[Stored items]
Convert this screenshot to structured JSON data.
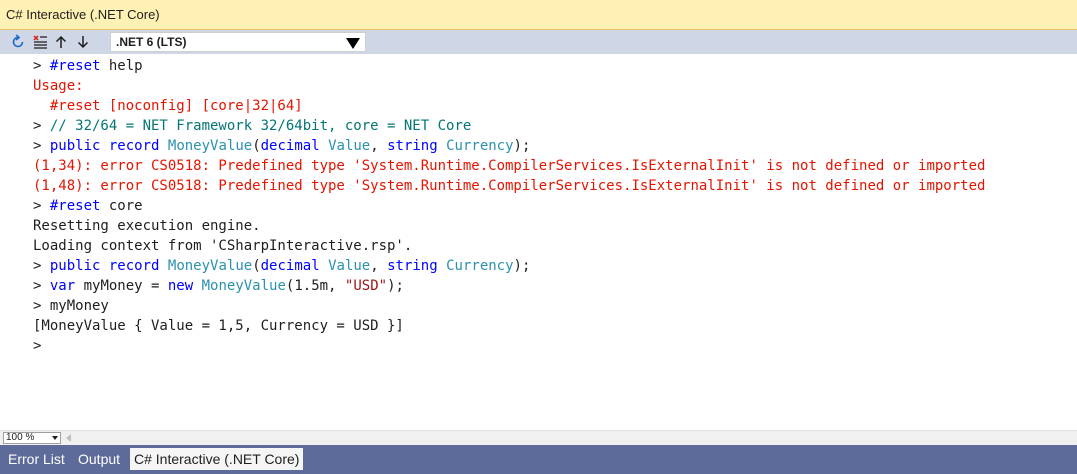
{
  "window": {
    "title": "C# Interactive (.NET Core)"
  },
  "toolbar": {
    "icons": [
      "reset-icon",
      "clear-icon",
      "history-up-icon",
      "history-down-icon"
    ],
    "runtime_select": {
      "value": ".NET 6 (LTS)"
    }
  },
  "console": {
    "lines": [
      [
        {
          "t": "> ",
          "c": ""
        },
        {
          "t": "#reset",
          "c": "kw"
        },
        {
          "t": " help",
          "c": ""
        }
      ],
      [
        {
          "t": "Usage:",
          "c": "err"
        }
      ],
      [
        {
          "t": "  #reset [noconfig] [core|32|64]",
          "c": "err"
        }
      ],
      [
        {
          "t": "> ",
          "c": ""
        },
        {
          "t": "// 32/64 = NET Framework 32/64bit, core = NET Core",
          "c": "cmt"
        }
      ],
      [
        {
          "t": "> ",
          "c": ""
        },
        {
          "t": "public",
          "c": "kw"
        },
        {
          "t": " ",
          "c": ""
        },
        {
          "t": "record",
          "c": "kw"
        },
        {
          "t": " ",
          "c": ""
        },
        {
          "t": "MoneyValue",
          "c": "ty"
        },
        {
          "t": "(",
          "c": ""
        },
        {
          "t": "decimal",
          "c": "kw"
        },
        {
          "t": " ",
          "c": ""
        },
        {
          "t": "Value",
          "c": "ty"
        },
        {
          "t": ", ",
          "c": ""
        },
        {
          "t": "string",
          "c": "kw"
        },
        {
          "t": " ",
          "c": ""
        },
        {
          "t": "Currency",
          "c": "ty"
        },
        {
          "t": ");",
          "c": ""
        }
      ],
      [
        {
          "t": "(1,34): error CS0518: Predefined type 'System.Runtime.CompilerServices.IsExternalInit' is not defined or imported",
          "c": "err"
        }
      ],
      [
        {
          "t": "(1,48): error CS0518: Predefined type 'System.Runtime.CompilerServices.IsExternalInit' is not defined or imported",
          "c": "err"
        }
      ],
      [
        {
          "t": "> ",
          "c": ""
        },
        {
          "t": "#reset",
          "c": "kw"
        },
        {
          "t": " core",
          "c": ""
        }
      ],
      [
        {
          "t": "Resetting execution engine.",
          "c": ""
        }
      ],
      [
        {
          "t": "Loading context from 'CSharpInteractive.rsp'.",
          "c": ""
        }
      ],
      [
        {
          "t": "> ",
          "c": ""
        },
        {
          "t": "public",
          "c": "kw"
        },
        {
          "t": " ",
          "c": ""
        },
        {
          "t": "record",
          "c": "kw"
        },
        {
          "t": " ",
          "c": ""
        },
        {
          "t": "MoneyValue",
          "c": "ty"
        },
        {
          "t": "(",
          "c": ""
        },
        {
          "t": "decimal",
          "c": "kw"
        },
        {
          "t": " ",
          "c": ""
        },
        {
          "t": "Value",
          "c": "ty"
        },
        {
          "t": ", ",
          "c": ""
        },
        {
          "t": "string",
          "c": "kw"
        },
        {
          "t": " ",
          "c": ""
        },
        {
          "t": "Currency",
          "c": "ty"
        },
        {
          "t": ");",
          "c": ""
        }
      ],
      [
        {
          "t": "> ",
          "c": ""
        },
        {
          "t": "var",
          "c": "kw"
        },
        {
          "t": " myMoney = ",
          "c": ""
        },
        {
          "t": "new",
          "c": "kw"
        },
        {
          "t": " ",
          "c": ""
        },
        {
          "t": "MoneyValue",
          "c": "ty"
        },
        {
          "t": "(1.5m, ",
          "c": ""
        },
        {
          "t": "\"USD\"",
          "c": "str"
        },
        {
          "t": ");",
          "c": ""
        }
      ],
      [
        {
          "t": "> myMoney",
          "c": ""
        }
      ],
      [
        {
          "t": "[MoneyValue { Value = 1,5, Currency = USD }]",
          "c": ""
        }
      ],
      [
        {
          "t": ">",
          "c": ""
        }
      ]
    ]
  },
  "status": {
    "zoom": "100 %"
  },
  "tabs": [
    {
      "label": "Error List",
      "active": false
    },
    {
      "label": "Output",
      "active": false
    },
    {
      "label": "C# Interactive (.NET Core)",
      "active": true
    }
  ],
  "colors": {
    "keyword": "#0000ff",
    "type": "#2b91af",
    "string": "#a31515",
    "error": "#e51400",
    "comment": "#057575",
    "title_bg": "#fff0b3",
    "toolbar_bg": "#cfd6e5",
    "tabs_bg": "#5c6b99"
  }
}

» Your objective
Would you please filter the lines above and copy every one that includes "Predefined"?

» Solution to this problem
          "t": "(1,34): error CS0518: Predefined type 'System.Runtime.CompilerServices.IsExternalInit' is not defined or imported",
          "t": "(1,48): error CS0518: Predefined type 'System.Runtime.CompilerServices.IsExternalInit' is not defined or imported",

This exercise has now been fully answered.